> **TASK INSTRUCTIONS**: Count the lines below that hold "Продажи". Give the number without comment.

DATA UNDER STUDY Block Start

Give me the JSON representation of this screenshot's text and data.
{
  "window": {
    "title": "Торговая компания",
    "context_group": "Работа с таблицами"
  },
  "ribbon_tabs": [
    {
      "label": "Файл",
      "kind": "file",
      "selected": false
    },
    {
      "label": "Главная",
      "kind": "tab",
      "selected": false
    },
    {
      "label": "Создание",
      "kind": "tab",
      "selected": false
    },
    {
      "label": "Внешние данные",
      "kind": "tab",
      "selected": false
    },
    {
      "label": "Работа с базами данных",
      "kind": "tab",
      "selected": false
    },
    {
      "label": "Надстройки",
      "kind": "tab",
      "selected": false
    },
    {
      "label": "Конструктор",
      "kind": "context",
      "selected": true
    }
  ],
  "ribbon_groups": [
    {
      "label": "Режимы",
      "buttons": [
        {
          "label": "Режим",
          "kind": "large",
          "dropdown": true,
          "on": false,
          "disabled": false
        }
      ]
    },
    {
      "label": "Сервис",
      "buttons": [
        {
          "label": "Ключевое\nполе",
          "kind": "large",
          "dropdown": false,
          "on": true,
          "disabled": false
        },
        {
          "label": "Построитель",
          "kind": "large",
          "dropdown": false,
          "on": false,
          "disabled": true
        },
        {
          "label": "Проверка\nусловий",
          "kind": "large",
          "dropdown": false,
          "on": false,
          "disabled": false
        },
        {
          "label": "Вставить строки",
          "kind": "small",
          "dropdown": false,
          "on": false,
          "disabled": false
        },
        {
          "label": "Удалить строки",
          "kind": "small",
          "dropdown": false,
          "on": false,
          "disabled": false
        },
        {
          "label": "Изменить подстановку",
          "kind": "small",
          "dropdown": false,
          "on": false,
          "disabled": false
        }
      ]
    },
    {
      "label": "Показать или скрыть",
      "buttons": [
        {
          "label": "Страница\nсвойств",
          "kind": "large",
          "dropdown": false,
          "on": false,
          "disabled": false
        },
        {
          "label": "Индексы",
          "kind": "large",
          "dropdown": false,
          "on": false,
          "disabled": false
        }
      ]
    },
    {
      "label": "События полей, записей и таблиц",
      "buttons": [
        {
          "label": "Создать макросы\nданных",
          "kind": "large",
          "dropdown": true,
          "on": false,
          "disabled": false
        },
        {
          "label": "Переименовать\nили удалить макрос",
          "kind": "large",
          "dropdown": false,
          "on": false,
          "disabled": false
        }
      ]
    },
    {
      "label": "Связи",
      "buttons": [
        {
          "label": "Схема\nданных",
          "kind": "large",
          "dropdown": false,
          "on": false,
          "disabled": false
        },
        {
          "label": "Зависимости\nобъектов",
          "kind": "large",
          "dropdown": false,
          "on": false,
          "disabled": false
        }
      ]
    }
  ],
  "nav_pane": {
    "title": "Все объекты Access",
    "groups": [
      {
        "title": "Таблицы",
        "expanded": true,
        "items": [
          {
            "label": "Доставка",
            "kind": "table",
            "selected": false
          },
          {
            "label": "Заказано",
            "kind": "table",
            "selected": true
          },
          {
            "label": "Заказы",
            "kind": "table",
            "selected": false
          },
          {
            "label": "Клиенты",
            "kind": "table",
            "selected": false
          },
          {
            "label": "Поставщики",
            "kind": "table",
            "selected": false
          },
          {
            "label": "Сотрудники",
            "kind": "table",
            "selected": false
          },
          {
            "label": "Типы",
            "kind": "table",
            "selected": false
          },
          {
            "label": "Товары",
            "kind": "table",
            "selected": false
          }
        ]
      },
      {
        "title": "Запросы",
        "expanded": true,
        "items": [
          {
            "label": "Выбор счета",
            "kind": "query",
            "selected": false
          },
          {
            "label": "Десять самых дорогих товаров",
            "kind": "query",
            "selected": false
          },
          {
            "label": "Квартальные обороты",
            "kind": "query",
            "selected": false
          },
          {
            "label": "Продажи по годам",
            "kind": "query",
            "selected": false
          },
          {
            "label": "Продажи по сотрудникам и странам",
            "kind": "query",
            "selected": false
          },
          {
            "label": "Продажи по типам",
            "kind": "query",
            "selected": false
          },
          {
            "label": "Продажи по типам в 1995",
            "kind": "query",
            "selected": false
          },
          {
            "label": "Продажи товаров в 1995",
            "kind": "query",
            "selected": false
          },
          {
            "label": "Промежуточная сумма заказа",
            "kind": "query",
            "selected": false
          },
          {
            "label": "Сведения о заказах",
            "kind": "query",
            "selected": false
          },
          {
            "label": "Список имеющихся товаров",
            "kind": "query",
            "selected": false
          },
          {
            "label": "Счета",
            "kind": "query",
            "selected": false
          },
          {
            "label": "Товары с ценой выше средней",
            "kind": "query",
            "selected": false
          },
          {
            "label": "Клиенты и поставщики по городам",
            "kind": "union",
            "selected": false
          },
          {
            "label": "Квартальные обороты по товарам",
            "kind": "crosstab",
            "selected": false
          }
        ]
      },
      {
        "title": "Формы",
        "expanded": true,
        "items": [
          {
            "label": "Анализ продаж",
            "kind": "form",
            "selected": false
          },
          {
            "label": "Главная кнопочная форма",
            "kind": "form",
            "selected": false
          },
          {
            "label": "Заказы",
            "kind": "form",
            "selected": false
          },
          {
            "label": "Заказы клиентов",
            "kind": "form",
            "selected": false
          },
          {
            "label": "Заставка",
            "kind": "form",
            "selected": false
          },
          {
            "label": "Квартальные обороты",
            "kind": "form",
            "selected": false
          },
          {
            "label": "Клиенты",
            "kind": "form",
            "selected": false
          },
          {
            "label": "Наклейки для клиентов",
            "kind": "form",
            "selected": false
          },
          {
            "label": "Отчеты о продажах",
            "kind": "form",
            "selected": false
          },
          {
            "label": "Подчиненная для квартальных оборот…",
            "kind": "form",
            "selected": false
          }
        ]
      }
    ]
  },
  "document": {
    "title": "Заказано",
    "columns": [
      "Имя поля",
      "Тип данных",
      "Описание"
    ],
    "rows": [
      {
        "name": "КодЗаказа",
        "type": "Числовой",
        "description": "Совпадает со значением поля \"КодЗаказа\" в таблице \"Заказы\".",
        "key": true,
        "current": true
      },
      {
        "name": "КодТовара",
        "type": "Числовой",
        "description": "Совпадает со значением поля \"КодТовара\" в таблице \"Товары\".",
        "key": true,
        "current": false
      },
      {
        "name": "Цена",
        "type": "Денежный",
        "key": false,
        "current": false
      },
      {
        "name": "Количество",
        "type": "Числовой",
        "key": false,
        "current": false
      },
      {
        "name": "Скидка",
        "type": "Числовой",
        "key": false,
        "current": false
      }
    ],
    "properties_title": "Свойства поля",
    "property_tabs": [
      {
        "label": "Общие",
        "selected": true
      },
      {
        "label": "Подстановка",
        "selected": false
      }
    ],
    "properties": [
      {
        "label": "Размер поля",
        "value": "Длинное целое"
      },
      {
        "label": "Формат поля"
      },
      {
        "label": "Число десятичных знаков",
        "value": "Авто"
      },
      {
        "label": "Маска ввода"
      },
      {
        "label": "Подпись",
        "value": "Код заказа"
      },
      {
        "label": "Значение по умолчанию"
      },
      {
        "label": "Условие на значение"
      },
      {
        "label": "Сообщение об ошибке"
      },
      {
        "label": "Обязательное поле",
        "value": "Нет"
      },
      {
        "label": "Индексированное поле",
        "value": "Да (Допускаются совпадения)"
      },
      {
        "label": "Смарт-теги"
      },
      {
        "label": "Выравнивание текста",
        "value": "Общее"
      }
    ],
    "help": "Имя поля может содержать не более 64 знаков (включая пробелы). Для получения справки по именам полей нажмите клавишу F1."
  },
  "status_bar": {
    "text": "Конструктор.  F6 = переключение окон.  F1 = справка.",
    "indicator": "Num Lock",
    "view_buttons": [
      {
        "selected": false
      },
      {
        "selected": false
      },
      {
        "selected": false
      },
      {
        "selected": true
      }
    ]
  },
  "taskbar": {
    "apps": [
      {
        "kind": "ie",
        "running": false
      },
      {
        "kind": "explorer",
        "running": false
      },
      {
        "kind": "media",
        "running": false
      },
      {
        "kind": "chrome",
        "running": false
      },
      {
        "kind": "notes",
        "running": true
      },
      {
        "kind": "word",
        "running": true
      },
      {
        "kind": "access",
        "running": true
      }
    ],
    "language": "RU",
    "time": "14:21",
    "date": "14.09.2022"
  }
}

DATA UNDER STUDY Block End

> **EXERCISE ANSWER**: 5